Emma Monzaga, one of the petitioners, said she was getting injections once every three months to prevent her from becoming pregnant, but was told on her third visit to a public clinic that the treatment was no longer available. “I was asked to go somewhere else to get the shots because the city hall has stopped funding the family planning program,” Monzaga said, adding her family could not afford to spend extra for contraceptives. “We used to get it for free. It’s becoming a burden because we have to eat and send our six children to school.” She said she has given up the idea of saving some money from her husband’s 300 pesos ($7) daily wage as a construction worker to pay for the vaccines because of rising cost of basic needs.

Amazingly, it took almost eight years before a local NGO managed to file the lawsuit “because the women feared political reprisals.” Unsurprisingly, there is now a different mayor in charge, and many hope that he will revoke the previous order without the need for the lawsuit to proceed. The Center for Reproductive Rights has a 50 page report, full of testimony, on the issue entitled “Imposing Misery: The Impact of Manila’s Contraception Ban on Women and Families,” which may be downloaded in PDF from their website at the above link. The report claims that the executive order violates the Republic’s 1987 constitution, stating:

The 1987 Philippine Constitution guarantees the
rights to liberty, health, equality, information and education for all citizens,
as well as the right of spouses to found a family in accordance with their
personal religious convictions. These basic principles, reinforced by
several pieces of legislation, create the foundation under national law for a
right to reproductive health, including access to contraception. [p. 9]

The report suggests that “The Manila City government should revoke Executive Order No. 003” as well as various further plans. [p. 11]

While many people look at issues such as these primarily in terms of individual rights and their effect on individuals and families, it is critical to consider the broader picture as well.

The Philippines today has a population of just under 90 million, a staggering number of whom live in poverty. I can attest from my own visit to the country that the cities are clogged with slums, illegal shanty-towns line the rivers and fill public parks, and the ratio of the population with no gainful employment appears to be easily several times that of anyplace else I have ever been. I have even heard that the unemployment rate in Metro Manila may be almost 50%.

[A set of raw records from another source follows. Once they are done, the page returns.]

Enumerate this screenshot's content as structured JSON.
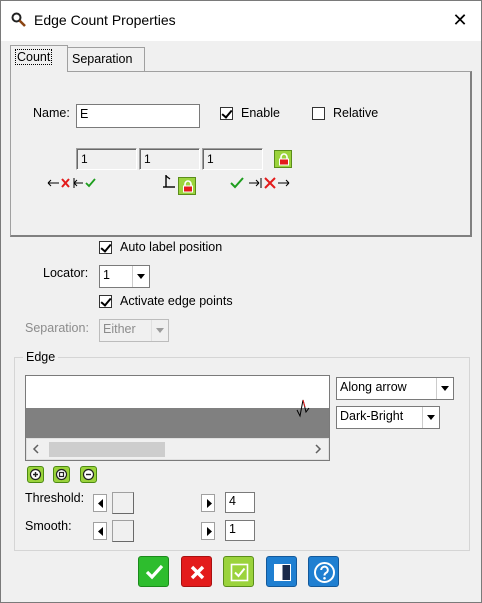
{
  "window": {
    "title": "Edge Count Properties",
    "close_symbol": "✕"
  },
  "tabs": [
    {
      "label": "Count",
      "active": true
    },
    {
      "label": "Separation",
      "active": false
    }
  ],
  "count_tab": {
    "name_label": "Name:",
    "name_value": "E",
    "enable_label": "Enable",
    "enable_checked": true,
    "relative_label": "Relative",
    "relative_checked": false,
    "spacing_values": [
      "1",
      "1",
      "1"
    ]
  },
  "options": {
    "auto_label_position": "Auto label position",
    "auto_label_checked": true,
    "locator_label": "Locator:",
    "locator_value": "1",
    "activate_edge_points": "Activate edge points",
    "activate_checked": true,
    "separation_label": "Separation:",
    "separation_value": "Either"
  },
  "edge": {
    "group_label": "Edge",
    "direction_value": "Along arrow",
    "polarity_value": "Dark-Bright",
    "threshold_label": "Threshold:",
    "threshold_value": "4",
    "smooth_label": "Smooth:",
    "smooth_value": "1"
  },
  "colors": {
    "accent_green": "#9bd33c",
    "ok": "#2ebd2e",
    "cancel": "#e31b1b",
    "help": "#1f7fd1",
    "dark_strip": "#808080"
  }
}
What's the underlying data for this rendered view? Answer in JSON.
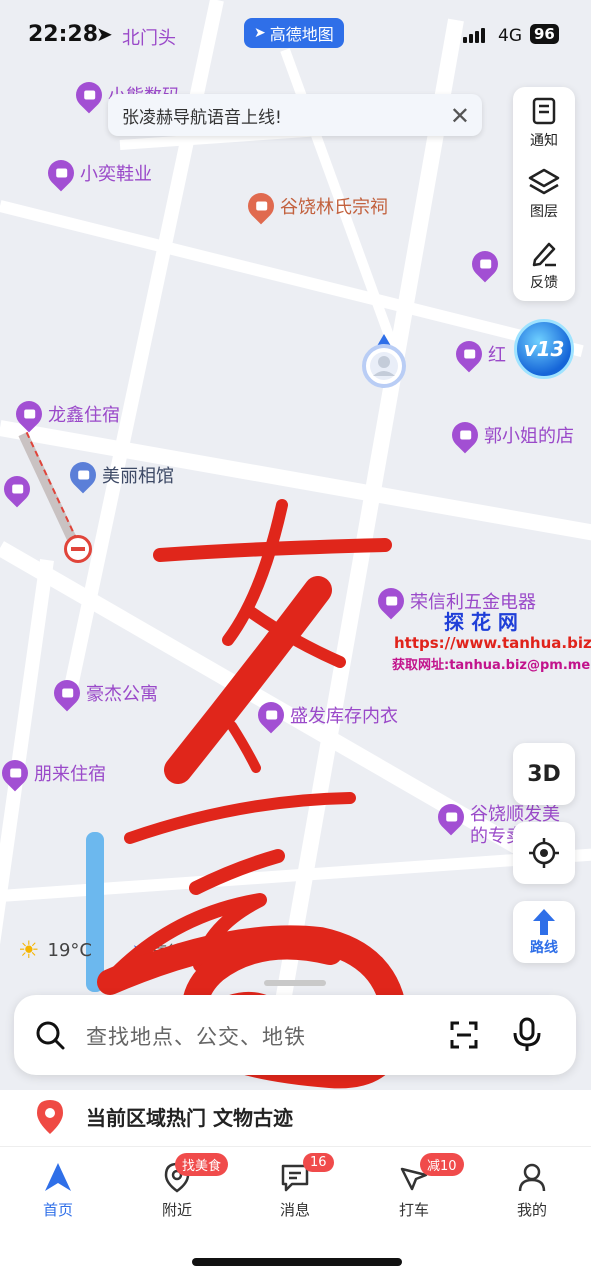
{
  "status": {
    "time": "22:28",
    "network": "4G",
    "battery": "96",
    "app_badge": "高德地图"
  },
  "map": {
    "top_label": "北门头",
    "notice": "张凌赫导航语音上线!",
    "pois": {
      "xiaoneng": "小熊数码",
      "xiaoyi": "小奕鞋业",
      "guraolin": "谷饶林氏宗祠",
      "longxin": "龙鑫住宿",
      "meili": "美丽相馆",
      "guoxiaojie": "郭小姐的店",
      "rongxinli": "荣信利五金电器",
      "haojie": "豪杰公寓",
      "shengfa": "盛发库存内衣",
      "penglai": "朋来住宿",
      "guraoshun": "谷饶顺发美的专卖",
      "hong": "红"
    },
    "weather": "19°C",
    "logo_text": "高德地图",
    "v13_badge": "v13"
  },
  "toolbox": {
    "notify": "通知",
    "layers": "图层",
    "feedback": "反馈"
  },
  "buttons": {
    "threed": "3D",
    "route": "路线"
  },
  "watermark": {
    "title": "探 花 网",
    "url": "https://www.tanhua.biz",
    "contact": "获取网址:tanhua.biz@pm.me"
  },
  "search": {
    "placeholder": "查找地点、公交、地铁"
  },
  "hot_area": "当前区域热门 文物古迹",
  "tabs": {
    "home": "首页",
    "nearby": "附近",
    "nearby_badge": "找美食",
    "messages": "消息",
    "messages_badge": "16",
    "taxi": "打车",
    "taxi_badge": "减10",
    "mine": "我的"
  },
  "colors": {
    "accent": "#2f6fe8",
    "poi": "#a24fd3",
    "badge": "#f04b4b",
    "scribble": "#e0261b"
  }
}
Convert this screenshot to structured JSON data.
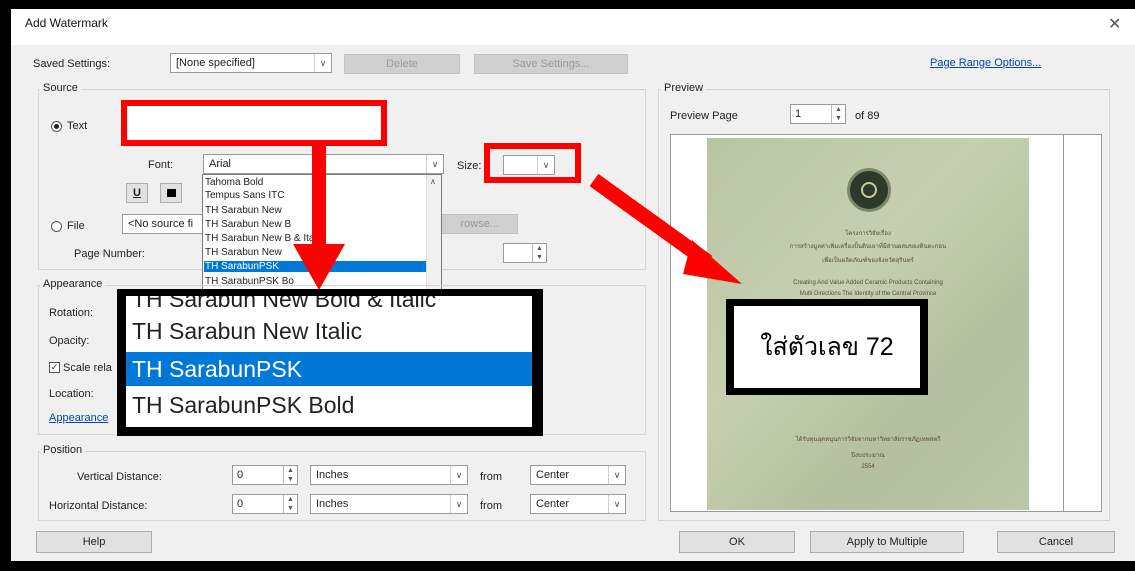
{
  "window": {
    "title": "Add Watermark",
    "close_glyph": "✕"
  },
  "saved_settings": {
    "label": "Saved Settings:",
    "value": "[None specified]",
    "delete_label": "Delete",
    "save_label": "Save Settings..."
  },
  "page_range_link": "Page Range Options...",
  "source": {
    "group_label": "Source",
    "text_radio_label": "Text",
    "font_label": "Font:",
    "font_value": "Arial",
    "size_label": "Size:",
    "size_value": "",
    "file_radio_label": "File",
    "file_value": "<No source fi",
    "browse_label": "rowse...",
    "page_number_label": "Page Number:",
    "font_list": [
      {
        "label": "Tahoma Bold"
      },
      {
        "label": "Tempus Sans ITC"
      },
      {
        "label": "TH Sarabun New"
      },
      {
        "label": "TH Sarabun New B"
      },
      {
        "label": "TH Sarabun New B   & Italic"
      },
      {
        "label": "TH Sarabun New"
      },
      {
        "label": "TH SarabunPSK",
        "selected": true
      },
      {
        "label": "TH SarabunPSK Bo"
      }
    ]
  },
  "appearance": {
    "group_label": "Appearance",
    "rotation_label": "Rotation:",
    "opacity_label": "Opacity:",
    "scale_label": "Scale rela",
    "location_label": "Location:",
    "options_link": "Appearance"
  },
  "zoom": {
    "items": [
      {
        "label": "TH Sarabun New Bold & Italic"
      },
      {
        "label": "TH Sarabun New Italic"
      },
      {
        "label": "TH SarabunPSK",
        "selected": true
      },
      {
        "label": "TH SarabunPSK Bold"
      }
    ]
  },
  "annotation": {
    "text": "ใส่ตัวเลข 72"
  },
  "position": {
    "group_label": "Position",
    "vertical_label": "Vertical Distance:",
    "vertical_value": "0",
    "vertical_unit": "Inches",
    "vertical_from_label": "from",
    "vertical_from_value": "Center",
    "horizontal_label": "Horizontal Distance:",
    "horizontal_value": "0",
    "horizontal_unit": "Inches",
    "horizontal_from_label": "from",
    "horizontal_from_value": "Center"
  },
  "preview": {
    "group_label": "Preview",
    "page_label": "Preview Page",
    "page_value": "1",
    "of_label": "of 89",
    "doc_lines": [
      "โครงการวิจัยเรื่อง",
      "การสร้างมูลค่าเพิ่มเครื่องปั้นดินเผาที่มีส่วนผสมของดินตะกอน",
      "เพื่อเป็นผลิตภัณฑ์ของจังหวัดสุรินทร์",
      "Creating And Value Added Ceramic Products Containing",
      "Multi Directions The Identity of the Central Province",
      "ได้รับทุนอุดหนุนการวิจัยจากมหาวิทยาลัยราชภัฏเทพสตรี",
      "ปีงบประมาณ",
      "2554"
    ]
  },
  "footer": {
    "help_label": "Help",
    "ok_label": "OK",
    "apply_multiple_label": "Apply to Multiple",
    "cancel_label": "Cancel"
  },
  "colors": {
    "annotation_red": "#ff0000",
    "selection_blue": "#0078d7",
    "link_blue": "#0645ad"
  }
}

Without high quality and aggressive family planning, that 90 million could nearly double in a generation- and the country’s scarce economic resources would be stretched even thinner. Could the unemployment rate rise even above 50%? Will The Philippines be plunged into a Malthusian crisis like Bangladesh or parts of Africa? Lack of birth control is hardly the only factor that has made Manila, and many other third-world regions, into dystopias, but it is one.